◆ Exercise
Write out each record exactly and skip every image.

[App and web page records]

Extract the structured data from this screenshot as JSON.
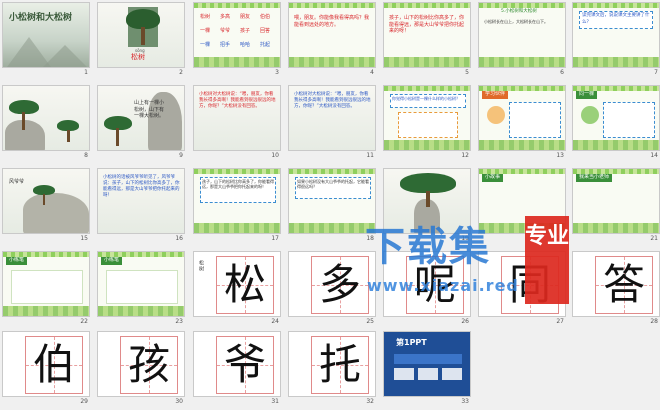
{
  "slides": [
    {
      "number": "1",
      "title": "小松树和大松树"
    },
    {
      "number": "2",
      "caption_pinyin": "sōng",
      "caption": "松树"
    },
    {
      "number": "3",
      "words": [
        "松树",
        "多高",
        "朋友",
        "伯伯",
        "一棵",
        "爷爷",
        "孩子",
        "回答",
        "一棵",
        "招手",
        "哈哈",
        "托起"
      ]
    },
    {
      "number": "4",
      "text": "喂，朋友。你能像我看得高吗？我能看到远处的地方。"
    },
    {
      "number": "5",
      "text": "孩子，山下的松树比你高多了，你能看得远，那是大山爷爷把你托起来的呀！"
    },
    {
      "number": "6",
      "title": "5.小松树和大松树",
      "text": "小松树长在山上，大松树长在山下。"
    },
    {
      "number": "7",
      "text": "读完课文后，说说课文主要讲了什么？"
    },
    {
      "number": "8"
    },
    {
      "number": "9",
      "text": "山上有一棵小松树，山下有一棵大松树。"
    },
    {
      "number": "10",
      "text": "小松树对大松树说：“喂，朋友，你看我长得多高啊！我能看到很远很远的地方，你呢？”大松树没有回答。"
    },
    {
      "number": "11",
      "text": "小松树对大松树说：“喂，朋友，你看我长得多高啊！我能看到很远很远的地方，你呢？”大松树没有回答。"
    },
    {
      "number": "12",
      "text": "你觉得小松树是一棵什么样的小松树？"
    },
    {
      "number": "13",
      "label": "学习伙伴"
    },
    {
      "number": "14",
      "label": "同一棵"
    },
    {
      "number": "15",
      "text": "风爷爷"
    },
    {
      "number": "16",
      "text": "小松树的话被风爷爷听见了，风爷爷说：孩子，山下的松树比你高多了，你能看得远，那是大山爷爷把你托起来的呀！"
    },
    {
      "number": "17",
      "text": "孩子，山下的松树比你高多了，你能看得远，那是大山爷爷把你托起来的呀！"
    },
    {
      "number": "18",
      "text": "如果小松树没有大山爷爷的托起，它能看得很远吗？"
    },
    {
      "number": "19"
    },
    {
      "number": "20",
      "label": "小故事"
    },
    {
      "number": "21",
      "label": "我来当小老师"
    },
    {
      "number": "22",
      "label": "小练笔"
    },
    {
      "number": "23",
      "label": "小练笔"
    },
    {
      "number": "24",
      "char": "松"
    },
    {
      "number": "25",
      "char": "多"
    },
    {
      "number": "26",
      "char": "呢"
    },
    {
      "number": "27",
      "char": "同"
    },
    {
      "number": "28",
      "char": "答"
    },
    {
      "number": "29",
      "char": "伯"
    },
    {
      "number": "30",
      "char": "孩"
    },
    {
      "number": "31",
      "char": "爷"
    },
    {
      "number": "32",
      "char": "托"
    },
    {
      "number": "33",
      "brand": "第1PPT"
    }
  ],
  "watermark": {
    "title": "下载集",
    "badge": "专业",
    "url": "www.xiazai.red"
  },
  "colors": {
    "accent_red": "#d8262b",
    "accent_blue": "#2a56c4",
    "watermark_blue": "#2878d2"
  }
}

◆ Completed exercise
Extract the structured data from this screenshot as JSON.
{
  "slides": [
    {
      "number": "1",
      "title": "小松树和大松树"
    },
    {
      "number": "2",
      "caption_pinyin": "sōng",
      "caption": "松树"
    },
    {
      "number": "3",
      "words": [
        "松树",
        "多高",
        "朋友",
        "伯伯",
        "一棵",
        "爷爷",
        "孩子",
        "回答",
        "一棵",
        "招手",
        "哈哈",
        "托起"
      ]
    },
    {
      "number": "4",
      "text": "喂，朋友。你能像我看得高吗？我能看到远处的地方。"
    },
    {
      "number": "5",
      "text": "孩子，山下的松树比你高多了，你能看得远，那是大山爷爷把你托起来的呀！"
    },
    {
      "number": "6",
      "title": "5.小松树和大松树",
      "text": "小松树长在山上，大松树长在山下。"
    },
    {
      "number": "7",
      "text": "读完课文后，说说课文主要讲了什么？"
    },
    {
      "number": "8"
    },
    {
      "number": "9",
      "text": "山上有一棵小松树，山下有一棵大松树。"
    },
    {
      "number": "10",
      "text": "小松树对大松树说：“喂，朋友，你看我长得多高啊！我能看到很远很远的地方，你呢？”大松树没有回答。"
    },
    {
      "number": "11",
      "text": "小松树对大松树说：“喂，朋友，你看我长得多高啊！我能看到很远很远的地方，你呢？”大松树没有回答。"
    },
    {
      "number": "12",
      "text": "你觉得小松树是一棵什么样的小松树？"
    },
    {
      "number": "13",
      "label": "学习伙伴"
    },
    {
      "number": "14",
      "label": "同一棵"
    },
    {
      "number": "15",
      "text": "风爷爷"
    },
    {
      "number": "16",
      "text": "小松树的话被风爷爷听见了，风爷爷说：孩子，山下的松树比你高多了，你能看得远，那是大山爷爷把你托起来的呀！"
    },
    {
      "number": "17",
      "text": "孩子，山下的松树比你高多了，你能看得远，那是大山爷爷把你托起来的呀！"
    },
    {
      "number": "18",
      "text": "如果小松树没有大山爷爷的托起，它能看得很远吗？"
    },
    {
      "number": "19"
    },
    {
      "number": "20",
      "label": "小故事"
    },
    {
      "number": "21",
      "label": "我来当小老师"
    },
    {
      "number": "22",
      "label": "小练笔"
    },
    {
      "number": "23",
      "label": "小练笔"
    },
    {
      "number": "24",
      "char": "松"
    },
    {
      "number": "25",
      "char": "多"
    },
    {
      "number": "26",
      "char": "呢"
    },
    {
      "number": "27",
      "char": "同"
    },
    {
      "number": "28",
      "char": "答"
    },
    {
      "number": "29",
      "char": "伯"
    },
    {
      "number": "30",
      "char": "孩"
    },
    {
      "number": "31",
      "char": "爷"
    },
    {
      "number": "32",
      "char": "托"
    },
    {
      "number": "33",
      "brand": "第1PPT"
    }
  ],
  "watermark": {
    "title": "下载集",
    "badge": "专业",
    "url": "www.xiazai.red"
  },
  "colors": {
    "accent_red": "#d8262b",
    "accent_blue": "#2a56c4",
    "watermark_blue": "#2878d2"
  }
}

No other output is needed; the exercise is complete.